Attorneys in a lawsuit over the closing of the Iowa Juvenile Home for Girls in Toledo presented oral arguments Tuesday before the Iowa Supreme Court.
The president of the state’s largest public employees union and four Democratic lawmakers sued Governor Terry Branstad for closing the home when the legislature had appropriated money for it to operate.
The governor is appealing a district court order granting a preliminary injunction to re-open the home. Justice David Wiggins asks Mark Hedberg, attorney for the Democrats, what his clients hope to achieve with their suit now that the home is closed. “What does that get you? Tell me what it gets you for your client’s relief?,” Wiggins says. “What it gets me is this, an understanding in real time what the executive can or can’t do next,” Hedberg answered.
Justice Wiggins had this question for Jeffrey Thompson who is representing the governor. “This seems to be an argument between the governor and legislature about spending and appropriations, why should the courts get in the middle of it,” Wiggins says. “Well in this case, I don’t know that it should,” Thompson says.

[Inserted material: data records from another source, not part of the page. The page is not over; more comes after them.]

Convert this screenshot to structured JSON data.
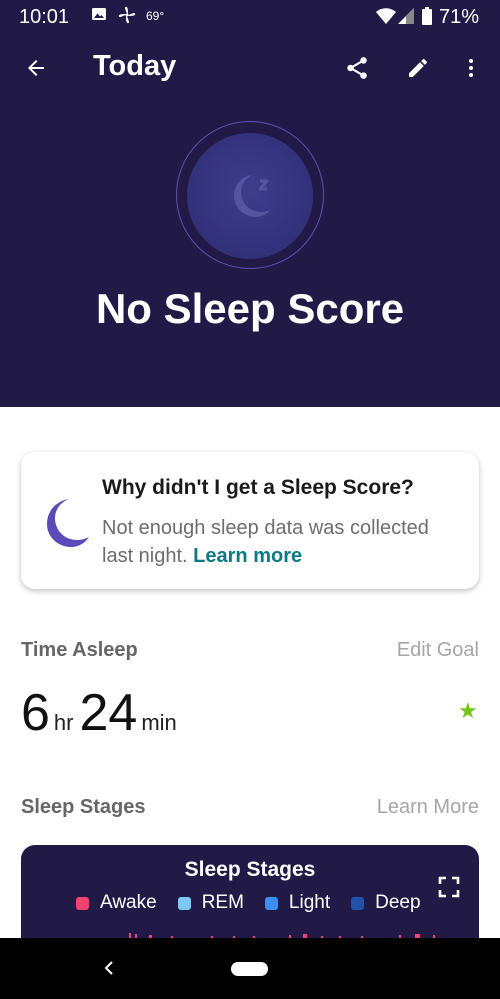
{
  "status_bar": {
    "time": "10:01",
    "temperature": "69°",
    "battery": "71%",
    "icons": [
      "image-icon",
      "fan-icon",
      "wifi-icon",
      "signal-icon",
      "battery-icon"
    ]
  },
  "toolbar": {
    "title": "Today",
    "icons": [
      "back-arrow-icon",
      "share-icon",
      "edit-pencil-icon",
      "more-vert-icon"
    ]
  },
  "score": {
    "title": "No Sleep Score",
    "icon": "sleeping-moon-icon"
  },
  "info_card": {
    "title": "Why didn't I get a Sleep Score?",
    "body": "Not enough sleep data was collected last night.",
    "link": "Learn more",
    "icon": "crescent-moon-icon"
  },
  "time_asleep": {
    "label": "Time Asleep",
    "edit_goal": "Edit Goal",
    "hours": "6",
    "hours_unit": "hr",
    "minutes": "24",
    "minutes_unit": "min",
    "goal_icon": "star-icon"
  },
  "sleep_stages": {
    "label": "Sleep Stages",
    "learn_more": "Learn More",
    "card_title": "Sleep Stages",
    "legend": [
      {
        "label": "Awake",
        "color": "#f0436e"
      },
      {
        "label": "REM",
        "color": "#7ec8f7"
      },
      {
        "label": "Light",
        "color": "#3d8ef0"
      },
      {
        "label": "Deep",
        "color": "#2451a8"
      }
    ],
    "expand_icon": "fullscreen-icon"
  },
  "colors": {
    "header_bg": "#211a47",
    "accent_link": "#0a7a84",
    "moon_purple": "#5b4ab8",
    "star_green": "#77c61a"
  },
  "nav_bar": {
    "icons": [
      "nav-back-icon",
      "home-pill-icon"
    ]
  }
}
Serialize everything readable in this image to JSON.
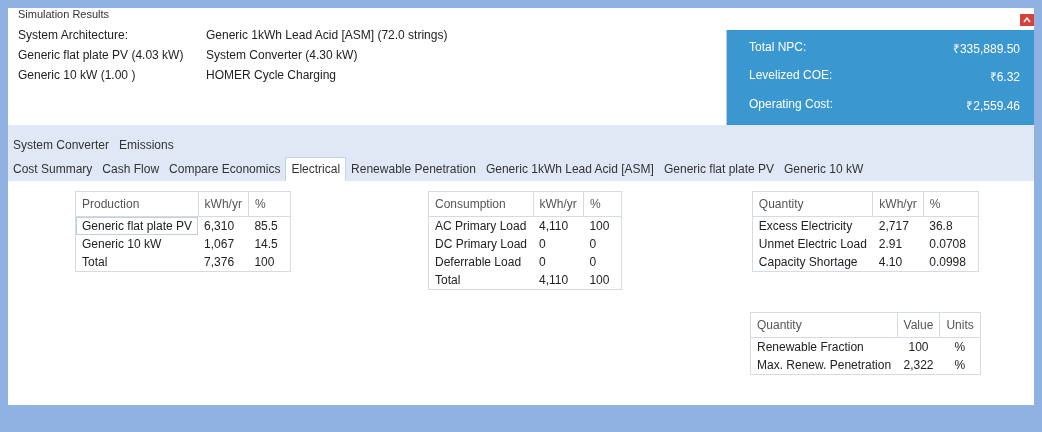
{
  "window": {
    "title": "Simulation Results"
  },
  "architecture": [
    [
      "System Architecture:",
      "Generic 1kWh Lead Acid [ASM] (72.0 strings)"
    ],
    [
      "Generic flat plate PV (4.03 kW)",
      "System Converter (4.30 kW)"
    ],
    [
      "Generic 10 kW (1.00 )",
      "HOMER Cycle Charging"
    ]
  ],
  "summary": [
    {
      "label": "Total NPC:",
      "value": "₹335,889.50"
    },
    {
      "label": "Levelized COE:",
      "value": "₹6.32"
    },
    {
      "label": "Operating Cost:",
      "value": "₹2,559.46"
    }
  ],
  "tab_rows": [
    [
      {
        "label": "System Converter",
        "selected": false
      },
      {
        "label": "Emissions",
        "selected": false
      }
    ],
    [
      {
        "label": "Cost Summary",
        "selected": false
      },
      {
        "label": "Cash Flow",
        "selected": false
      },
      {
        "label": "Compare Economics",
        "selected": false
      },
      {
        "label": "Electrical",
        "selected": true
      },
      {
        "label": "Renewable Penetration",
        "selected": false
      },
      {
        "label": "Generic 1kWh Lead Acid [ASM]",
        "selected": false
      },
      {
        "label": "Generic flat plate PV",
        "selected": false
      },
      {
        "label": "Generic 10 kW",
        "selected": false
      }
    ]
  ],
  "tables": [
    {
      "columns": [
        "Production",
        "kWh/yr",
        "%"
      ],
      "rows": [
        {
          "cells": [
            "Generic flat plate PV",
            "6,310",
            "85.5"
          ],
          "selected": true
        },
        {
          "cells": [
            "Generic 10 kW",
            "1,067",
            "14.5"
          ],
          "selected": false
        },
        {
          "cells": [
            "Total",
            "7,376",
            "100"
          ],
          "selected": false
        }
      ]
    },
    {
      "columns": [
        "Consumption",
        "kWh/yr",
        "%"
      ],
      "rows": [
        {
          "cells": [
            "AC Primary Load",
            "4,110",
            "100"
          ],
          "selected": false
        },
        {
          "cells": [
            "DC Primary Load",
            "0",
            "0"
          ],
          "selected": false
        },
        {
          "cells": [
            "Deferrable Load",
            "0",
            "0"
          ],
          "selected": false
        },
        {
          "cells": [
            "Total",
            "4,110",
            "100"
          ],
          "selected": false
        }
      ]
    },
    {
      "columns": [
        "Quantity",
        "kWh/yr",
        "%"
      ],
      "rows": [
        {
          "cells": [
            "Excess Electricity",
            "2,717",
            "36.8"
          ],
          "selected": false
        },
        {
          "cells": [
            "Unmet Electric Load",
            "2.91",
            "0.0708"
          ],
          "selected": false
        },
        {
          "cells": [
            "Capacity Shortage",
            "4.10",
            "0.0998"
          ],
          "selected": false
        }
      ]
    },
    {
      "columns": [
        "Quantity",
        "Value",
        "Units"
      ],
      "rows": [
        {
          "cells": [
            "Renewable Fraction",
            "100",
            "%"
          ],
          "selected": false
        },
        {
          "cells": [
            "Max. Renew. Penetration",
            "2,322",
            "%"
          ],
          "selected": false
        }
      ]
    }
  ]
}
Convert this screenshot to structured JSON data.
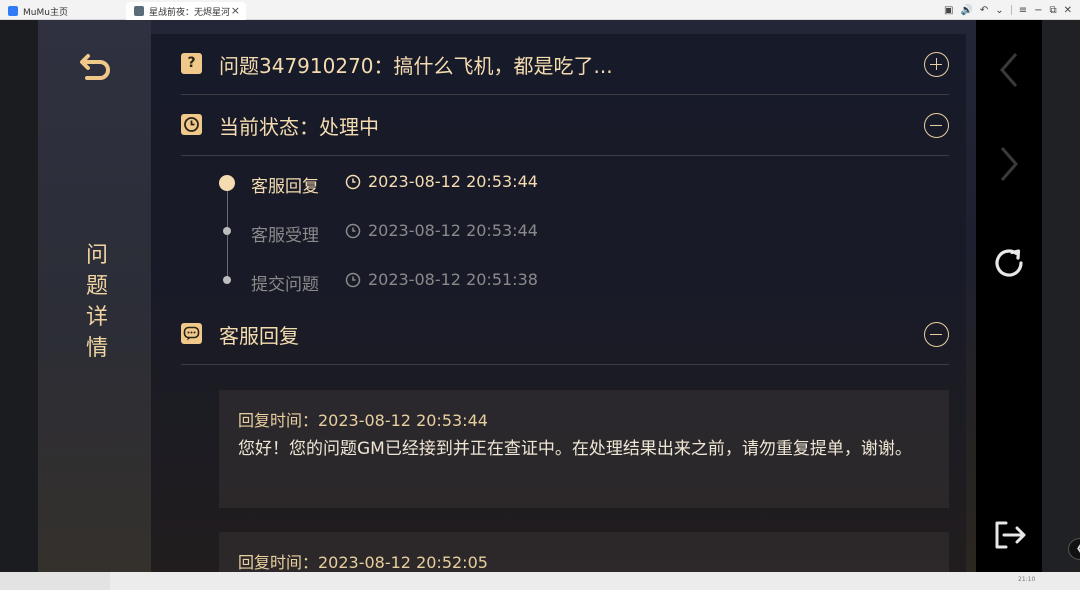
{
  "window": {
    "tabs": [
      {
        "label": "MuMu主页"
      },
      {
        "label": "星战前夜：无烬星河"
      }
    ],
    "tab_close": "×",
    "controls": [
      "▣",
      "🔊",
      "↶",
      "⌄",
      "≡",
      "−",
      "⧉",
      "✕"
    ]
  },
  "sidebar": {
    "title_chars": [
      "问",
      "题",
      "详",
      "情"
    ]
  },
  "question": {
    "icon_text": "?",
    "title": "问题347910270：搞什么飞机，都是吃了..."
  },
  "status": {
    "title": "当前状态：处理中",
    "timeline": [
      {
        "label": "客服回复",
        "time": "2023-08-12 20:53:44"
      },
      {
        "label": "客服受理",
        "time": "2023-08-12 20:53:44"
      },
      {
        "label": "提交问题",
        "time": "2023-08-12 20:51:38"
      }
    ]
  },
  "replies_section": {
    "title": "客服回复",
    "replies": [
      {
        "time": "回复时间：2023-08-12 20:53:44",
        "body": "您好！您的问题GM已经接到并正在查证中。在处理结果出来之前，请勿重复提单，谢谢。"
      },
      {
        "time": "回复时间：2023-08-12 20:52:05",
        "body": ""
      }
    ]
  },
  "bottom_status": "21:10",
  "colors": {
    "accent": "#f0c88a",
    "text_active": "#f5dcb0",
    "text_muted": "#8a8a8a"
  }
}
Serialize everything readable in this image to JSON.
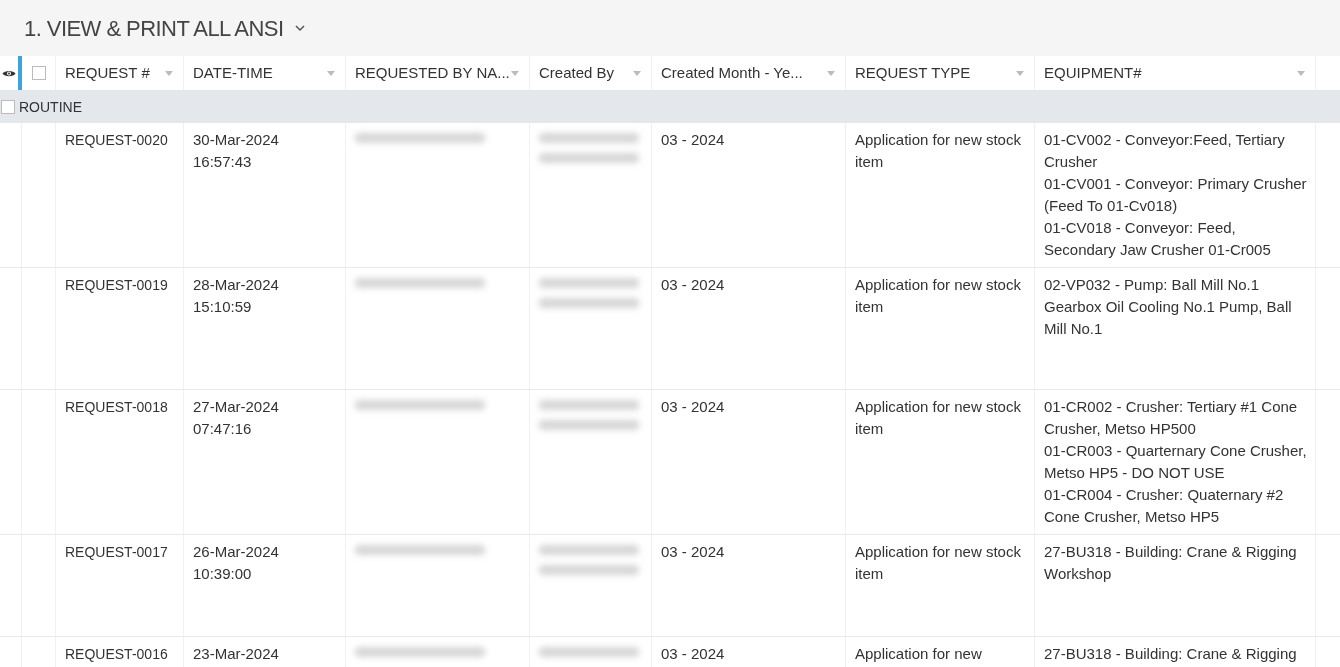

The justices will rule in 90 days on whether a district court should have granted an injunction to re-open the home.
An attorney for the Democrats agrees the home is not likely to re-open, but says he hopes to clarify what the governor can and cannot do when it comes to closing state facilities.